1) After installing Scilab and and the sci_cosim package and getting the Toolbox Backdoor for Scilab to work, then you can try this help section.
2) Download examples from the GitHub https://github.com/amromanov/sci_cosim/raw/master/demo.tar.gz
3) Click in the sci_pid_model.zcos file to start Scilab and Xcos You should see a diagram of the control system.
4) Open the sci_pid_example.m file in your octave editor.
5) Run the sci_pid_example.m file
You should see a plot that has the output of the plant with no feedback, and the output of the plant in the feedback loop and the control action signal that has been clipped at 5 volts.
6) You can then play with the PID parameters in the M file and see how they affect the output.
7) In the loop diagram in Xcos click in the "SATURATION"(clipper) box and change the clipping to be 10 Volts
8) Rerun the M file and retune the PID.
9) Now for a little harder problem. Lets change the plant parameters to (s+1)*(s+5)
If you just click on the plant and try and do this, Xcos might complain that it doesn't know what k is, if this happens you have to first go to the Scilab main window and put k=1 there. k will be changed from your M file later. Now you will be able to change the plant in both locations.
10) In the sci_pid_example.m file set k=5 and run the new system
11) Now lets add a time delay in the feedback part of the loop.
11.1) Click on the wire that goes from the output of the plant back to an input of the summing junction. This should highlight the line as dashes.
11.2) Press the delete button to delete this wire.
11.3) Select the "view" menu tab at the top of the Xcos diagram.
11.4) Select the "palette browser"
11.5) In the new pop up window select "Continuous time systems" then scroll down, select and move to the diagram, the "TIME_DELAY" box.
11.6) The input and outputs are on the wrong side, so we will mirror it.
Right click on the box and the select" format" and "Mirror"
11.7) Move the box to a convenient place to rewire it in the feedback loop,
11.8) Now rewire it:
On the left side of the delay box is an output black arrow point, click on this and drag the mouse to the left until you are to the left of the summing junction box.
Now let go of the left button and move the mouse pointer up to the height of the input pin of the summing box.
Click the left button to place a corner in the wire.
Now move to the input pin until you get a green box around the input pin.
Click the left mouse button again to make the connection.
11.9) We now have to join a wire to an existing wire.
Place the mouse pointer on the wire from the output of the plant.
The wire should be highlighted but not selected.
Hold the left mouse button down and start drawing a wire.
Join it to the input of the delay
12) Double click on the delay box and change the delay to be .1 seconds.
13) Save your new model with a new name.
14) In the M file change the line:
sci_sim('sci_pid_model.zcos'); %Running xcos simulation to sci_sim('newname.zcos'); %Running xcos simulation
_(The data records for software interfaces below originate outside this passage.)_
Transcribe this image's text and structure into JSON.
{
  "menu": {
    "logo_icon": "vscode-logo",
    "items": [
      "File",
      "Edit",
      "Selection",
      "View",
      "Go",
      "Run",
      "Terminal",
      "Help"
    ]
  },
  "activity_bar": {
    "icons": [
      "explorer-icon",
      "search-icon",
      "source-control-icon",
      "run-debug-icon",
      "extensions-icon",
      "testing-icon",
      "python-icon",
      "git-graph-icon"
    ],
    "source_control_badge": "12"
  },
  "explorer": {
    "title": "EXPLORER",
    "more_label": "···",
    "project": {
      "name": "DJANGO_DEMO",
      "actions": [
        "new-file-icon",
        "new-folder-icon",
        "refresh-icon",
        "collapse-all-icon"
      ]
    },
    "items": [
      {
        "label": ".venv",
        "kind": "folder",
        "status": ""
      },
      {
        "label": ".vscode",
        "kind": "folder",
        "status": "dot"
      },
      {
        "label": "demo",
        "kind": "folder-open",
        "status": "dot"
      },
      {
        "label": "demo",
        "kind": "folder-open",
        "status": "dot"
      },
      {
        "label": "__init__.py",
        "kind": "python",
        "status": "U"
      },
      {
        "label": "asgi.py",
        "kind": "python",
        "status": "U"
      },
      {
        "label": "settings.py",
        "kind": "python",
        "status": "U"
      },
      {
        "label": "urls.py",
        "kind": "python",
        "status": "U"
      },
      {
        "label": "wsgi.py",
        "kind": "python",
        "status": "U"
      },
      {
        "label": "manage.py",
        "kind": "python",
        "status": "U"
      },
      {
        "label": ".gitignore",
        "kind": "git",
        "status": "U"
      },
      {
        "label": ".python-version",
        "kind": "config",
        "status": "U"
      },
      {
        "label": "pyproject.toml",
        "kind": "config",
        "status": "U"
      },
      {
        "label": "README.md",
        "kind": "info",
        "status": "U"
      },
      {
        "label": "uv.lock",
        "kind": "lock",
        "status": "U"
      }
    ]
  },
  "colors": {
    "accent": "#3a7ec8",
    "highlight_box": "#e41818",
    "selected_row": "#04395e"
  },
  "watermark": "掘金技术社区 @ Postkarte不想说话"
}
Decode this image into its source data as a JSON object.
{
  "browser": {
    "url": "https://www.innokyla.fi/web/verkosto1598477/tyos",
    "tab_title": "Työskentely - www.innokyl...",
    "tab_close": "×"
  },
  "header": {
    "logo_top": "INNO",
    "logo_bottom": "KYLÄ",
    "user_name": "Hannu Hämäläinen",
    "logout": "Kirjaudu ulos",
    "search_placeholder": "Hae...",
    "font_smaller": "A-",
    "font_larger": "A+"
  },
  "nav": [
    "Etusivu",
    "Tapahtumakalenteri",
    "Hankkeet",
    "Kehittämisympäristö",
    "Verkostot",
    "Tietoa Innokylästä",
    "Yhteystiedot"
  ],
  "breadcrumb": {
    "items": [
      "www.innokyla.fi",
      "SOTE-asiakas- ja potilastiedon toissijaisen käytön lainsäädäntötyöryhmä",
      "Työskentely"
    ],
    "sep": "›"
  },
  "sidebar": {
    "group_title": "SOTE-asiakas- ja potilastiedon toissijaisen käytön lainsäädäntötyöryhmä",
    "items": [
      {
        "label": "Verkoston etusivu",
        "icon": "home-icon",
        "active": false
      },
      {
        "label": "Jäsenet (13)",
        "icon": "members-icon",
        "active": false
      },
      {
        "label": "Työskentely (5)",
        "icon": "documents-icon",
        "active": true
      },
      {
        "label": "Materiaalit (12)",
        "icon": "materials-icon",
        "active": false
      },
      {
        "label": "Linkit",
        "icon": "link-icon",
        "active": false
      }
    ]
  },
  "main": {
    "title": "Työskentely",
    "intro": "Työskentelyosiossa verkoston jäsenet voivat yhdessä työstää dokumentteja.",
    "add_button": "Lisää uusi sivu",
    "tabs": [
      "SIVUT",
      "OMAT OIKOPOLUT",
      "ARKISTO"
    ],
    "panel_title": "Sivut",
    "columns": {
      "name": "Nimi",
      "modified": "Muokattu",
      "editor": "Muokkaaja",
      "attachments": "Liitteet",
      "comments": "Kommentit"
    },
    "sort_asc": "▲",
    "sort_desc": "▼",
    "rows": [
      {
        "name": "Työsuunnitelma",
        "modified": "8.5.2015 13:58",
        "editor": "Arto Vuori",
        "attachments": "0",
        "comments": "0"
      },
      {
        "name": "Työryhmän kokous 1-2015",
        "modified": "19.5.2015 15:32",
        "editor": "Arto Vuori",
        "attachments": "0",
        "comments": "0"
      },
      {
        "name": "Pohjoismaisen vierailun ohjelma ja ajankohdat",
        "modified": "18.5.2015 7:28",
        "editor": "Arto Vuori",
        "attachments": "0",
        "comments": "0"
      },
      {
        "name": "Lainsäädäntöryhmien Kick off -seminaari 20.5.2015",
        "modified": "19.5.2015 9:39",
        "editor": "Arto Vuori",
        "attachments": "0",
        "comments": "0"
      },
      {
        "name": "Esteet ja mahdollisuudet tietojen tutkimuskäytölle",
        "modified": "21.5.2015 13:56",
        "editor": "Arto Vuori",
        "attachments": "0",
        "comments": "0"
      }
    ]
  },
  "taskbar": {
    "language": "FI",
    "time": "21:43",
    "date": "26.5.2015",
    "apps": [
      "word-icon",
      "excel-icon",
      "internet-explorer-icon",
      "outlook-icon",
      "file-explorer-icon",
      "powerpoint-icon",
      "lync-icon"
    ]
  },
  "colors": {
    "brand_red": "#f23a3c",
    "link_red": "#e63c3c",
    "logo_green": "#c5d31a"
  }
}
15) Rerun the M file and have fun tuning the PID.
Author and Licensing
Author: Romanov Alexey (romanov at mirea.ru)
Moscow, Control Problems Department MIREA, 2015
Distributed under the New BSD License